-- Opening Marker --

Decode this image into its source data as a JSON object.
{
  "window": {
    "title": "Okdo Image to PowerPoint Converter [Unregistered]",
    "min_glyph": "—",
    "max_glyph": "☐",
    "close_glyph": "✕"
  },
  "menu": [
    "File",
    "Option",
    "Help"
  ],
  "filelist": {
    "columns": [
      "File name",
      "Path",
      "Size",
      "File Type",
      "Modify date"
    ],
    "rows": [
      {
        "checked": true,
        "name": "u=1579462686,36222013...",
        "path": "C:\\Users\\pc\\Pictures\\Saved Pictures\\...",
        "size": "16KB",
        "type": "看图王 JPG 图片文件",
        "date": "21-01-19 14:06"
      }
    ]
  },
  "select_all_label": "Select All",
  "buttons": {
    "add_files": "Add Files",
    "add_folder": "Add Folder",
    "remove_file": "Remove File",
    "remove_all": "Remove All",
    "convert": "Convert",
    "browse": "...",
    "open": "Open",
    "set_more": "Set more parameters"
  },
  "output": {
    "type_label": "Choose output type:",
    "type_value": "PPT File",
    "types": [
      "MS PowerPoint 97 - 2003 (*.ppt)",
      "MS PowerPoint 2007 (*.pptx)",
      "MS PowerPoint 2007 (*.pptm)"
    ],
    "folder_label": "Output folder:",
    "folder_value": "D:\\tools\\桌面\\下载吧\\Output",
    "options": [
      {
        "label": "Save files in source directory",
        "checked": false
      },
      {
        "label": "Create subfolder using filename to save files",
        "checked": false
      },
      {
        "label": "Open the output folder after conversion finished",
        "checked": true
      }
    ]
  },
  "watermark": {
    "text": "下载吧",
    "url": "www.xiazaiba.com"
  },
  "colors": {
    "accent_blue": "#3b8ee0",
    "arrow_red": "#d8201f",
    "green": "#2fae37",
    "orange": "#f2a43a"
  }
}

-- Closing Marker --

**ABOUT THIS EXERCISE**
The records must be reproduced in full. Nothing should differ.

**SOLUTION**
Decode this image into its source data as a JSON object.
{
  "window": {
    "title": "Okdo Image to PowerPoint Converter [Unregistered]",
    "min_glyph": "—",
    "max_glyph": "☐",
    "close_glyph": "✕"
  },
  "menu": [
    "File",
    "Option",
    "Help"
  ],
  "filelist": {
    "columns": [
      "File name",
      "Path",
      "Size",
      "File Type",
      "Modify date"
    ],
    "rows": [
      {
        "checked": true,
        "name": "u=1579462686,36222013...",
        "path": "C:\\Users\\pc\\Pictures\\Saved Pictures\\...",
        "size": "16KB",
        "type": "看图王 JPG 图片文件",
        "date": "21-01-19 14:06"
      }
    ]
  },
  "select_all_label": "Select All",
  "buttons": {
    "add_files": "Add Files",
    "add_folder": "Add Folder",
    "remove_file": "Remove File",
    "remove_all": "Remove All",
    "convert": "Convert",
    "browse": "...",
    "open": "Open",
    "set_more": "Set more parameters"
  },
  "output": {
    "type_label": "Choose output type:",
    "type_value": "PPT File",
    "types": [
      "MS PowerPoint 97 - 2003 (*.ppt)",
      "MS PowerPoint 2007 (*.pptx)",
      "MS PowerPoint 2007 (*.pptm)"
    ],
    "folder_label": "Output folder:",
    "folder_value": "D:\\tools\\桌面\\下载吧\\Output",
    "options": [
      {
        "label": "Save files in source directory",
        "checked": false
      },
      {
        "label": "Create subfolder using filename to save files",
        "checked": false
      },
      {
        "label": "Open the output folder after conversion finished",
        "checked": true
      }
    ]
  },
  "watermark": {
    "text": "下载吧",
    "url": "www.xiazaiba.com"
  },
  "colors": {
    "accent_blue": "#3b8ee0",
    "arrow_red": "#d8201f",
    "green": "#2fae37",
    "orange": "#f2a43a"
  }
}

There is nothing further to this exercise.